Board may resume its Oxfam collaboration
Vivian Wineman (Photo: Ben Turner)
The Board of Deputies has left the door open to further collaboration with Oxfam despite widespread criticism of a joint project with the charity.
In an interview on Wednesday, Board President Vivian Wineman said that he would “not rule out a new project” with Oxfam despite the strong opposition to the partnership.
Mr Wineman said that, although there was nothing in the pipeline, “if something was suggested, the Board would consider it. But we would consult with the deputies… because we know it’s controversial.” On Sunday, Mr Wineman had announced at a meeting of the Board that there were “no plans” to renew a joint programme with Oxfam, which ran from November 2012 until June last year.
The anti-poverty charity has frequently been under fire from leading community figures over its stance on Israel.
Last month, Oxfam hit the headlines when it criticised Jewish actress Scarlett Johansson’s new role with Israeli drinks firm SodaStream, which has a factory in a West Bank settlement.
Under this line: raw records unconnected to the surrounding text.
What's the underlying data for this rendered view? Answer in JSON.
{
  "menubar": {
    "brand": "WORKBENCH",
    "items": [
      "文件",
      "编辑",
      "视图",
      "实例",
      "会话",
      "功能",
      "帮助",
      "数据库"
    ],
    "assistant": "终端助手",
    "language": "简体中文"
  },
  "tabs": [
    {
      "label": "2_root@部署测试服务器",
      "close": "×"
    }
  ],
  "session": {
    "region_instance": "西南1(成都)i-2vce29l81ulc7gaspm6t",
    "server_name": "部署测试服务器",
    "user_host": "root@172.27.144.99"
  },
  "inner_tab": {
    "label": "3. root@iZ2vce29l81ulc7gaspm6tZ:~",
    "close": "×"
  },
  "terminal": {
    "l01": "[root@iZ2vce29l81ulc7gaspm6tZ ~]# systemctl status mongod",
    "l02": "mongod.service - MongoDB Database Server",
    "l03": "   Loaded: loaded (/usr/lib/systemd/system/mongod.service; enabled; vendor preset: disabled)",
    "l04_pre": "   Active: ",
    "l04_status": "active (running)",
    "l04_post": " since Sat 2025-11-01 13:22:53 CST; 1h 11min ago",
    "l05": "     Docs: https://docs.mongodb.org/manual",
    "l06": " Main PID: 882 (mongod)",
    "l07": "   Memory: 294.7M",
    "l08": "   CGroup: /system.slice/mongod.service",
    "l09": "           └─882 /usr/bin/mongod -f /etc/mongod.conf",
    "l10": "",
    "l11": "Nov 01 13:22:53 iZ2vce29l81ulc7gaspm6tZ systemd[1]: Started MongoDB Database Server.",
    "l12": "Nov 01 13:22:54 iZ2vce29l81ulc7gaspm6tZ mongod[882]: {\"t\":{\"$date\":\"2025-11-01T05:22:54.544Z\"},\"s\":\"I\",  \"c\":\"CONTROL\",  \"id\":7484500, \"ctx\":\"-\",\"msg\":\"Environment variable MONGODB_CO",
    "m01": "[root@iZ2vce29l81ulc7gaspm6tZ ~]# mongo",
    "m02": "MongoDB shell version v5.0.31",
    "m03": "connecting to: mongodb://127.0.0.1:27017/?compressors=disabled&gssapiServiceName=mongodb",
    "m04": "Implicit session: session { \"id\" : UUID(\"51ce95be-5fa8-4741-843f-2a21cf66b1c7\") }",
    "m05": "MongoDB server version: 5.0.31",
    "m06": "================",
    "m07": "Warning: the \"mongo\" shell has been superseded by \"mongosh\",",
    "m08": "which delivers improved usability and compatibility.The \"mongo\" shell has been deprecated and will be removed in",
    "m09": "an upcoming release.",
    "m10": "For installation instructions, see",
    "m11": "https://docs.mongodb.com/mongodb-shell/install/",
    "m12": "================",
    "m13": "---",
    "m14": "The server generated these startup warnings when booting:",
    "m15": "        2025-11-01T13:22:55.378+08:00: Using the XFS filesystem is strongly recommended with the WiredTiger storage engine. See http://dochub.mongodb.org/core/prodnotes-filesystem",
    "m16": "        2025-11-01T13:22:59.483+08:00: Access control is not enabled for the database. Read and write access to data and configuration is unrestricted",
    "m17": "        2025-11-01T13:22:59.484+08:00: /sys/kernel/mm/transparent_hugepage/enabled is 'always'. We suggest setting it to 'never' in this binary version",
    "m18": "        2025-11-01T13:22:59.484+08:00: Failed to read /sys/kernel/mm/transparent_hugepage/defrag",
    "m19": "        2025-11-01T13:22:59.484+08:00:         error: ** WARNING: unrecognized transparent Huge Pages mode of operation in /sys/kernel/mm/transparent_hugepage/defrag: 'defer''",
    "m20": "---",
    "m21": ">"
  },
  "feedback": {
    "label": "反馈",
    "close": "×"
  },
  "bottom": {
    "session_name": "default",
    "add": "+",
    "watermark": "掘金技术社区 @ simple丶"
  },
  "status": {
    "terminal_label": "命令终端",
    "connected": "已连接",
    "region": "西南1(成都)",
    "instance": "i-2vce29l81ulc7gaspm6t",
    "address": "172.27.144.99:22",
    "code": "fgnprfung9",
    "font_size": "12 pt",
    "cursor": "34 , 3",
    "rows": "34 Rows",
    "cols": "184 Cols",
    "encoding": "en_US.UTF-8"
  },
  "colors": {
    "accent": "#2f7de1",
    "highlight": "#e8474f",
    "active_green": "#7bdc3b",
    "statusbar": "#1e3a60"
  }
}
Ms Johansson quit her position as a goodwill ambassador for Oxfam rather than turn her back on SodaStream.
Mr Wineman told deputies on Sunday: “Our project with Oxfam is over, there are no plans to renew it over this triennium [three-year term]. I think that deals with it all.”
He said that Ms Johansson had been “forced to make a choice and I’m very pleased she made the choice she did. I think we’re all delighted with that. I’ve written to her on behalf of Board congratulating her on that choice. I think that was a fine thing to do.”
The Board’s joint programme with Oxfam, called Grow Tatzmiach, came under fire from some deputies almost as soon as it was announced last year. Many at the time argued that the Board was being used by Oxfam to boost its image among British Jews.
“We should never have got involved with Oxfam in the first place,” said Gary Mond, a deputy for JNF UK, this week. “Oxfam has a very troubling history with regard to Israel. I’m delighted they are not renewing the project. The officers of the Board didn’t realise the Oxfam collaboration would cause this much resistance.”
Rosyln Pine, deputy for North Salford Synagogue, also took issue with the Board’s leadership for “getting into bed” with Oxfam.
In January last year, deputies voted by a majority of 113 to 65 in favour of going ahead with the project.
Ruth Newman, education director of social action charity, “Tzedek”, said that the Grow Tatzmiach initiative itself was a “great programme. We were thrilled to be involved”.
Richard Verber, campaigns manager for World Jewish Relief, who was also part of the Grow Tatzmiach programme, said that Oxfam’s staff had never discussed Middle East politics during it and that the project was about “tackling world hunger”.
Treasurer Laurence Brass said that he had invited Ms Johansson to be keynote speaker at the Board’s annual dinner later this year. This was later retracted by Mr Wineman, who said no such invitation had been extended and that the Board neither “ruled it out nor ruled it in”.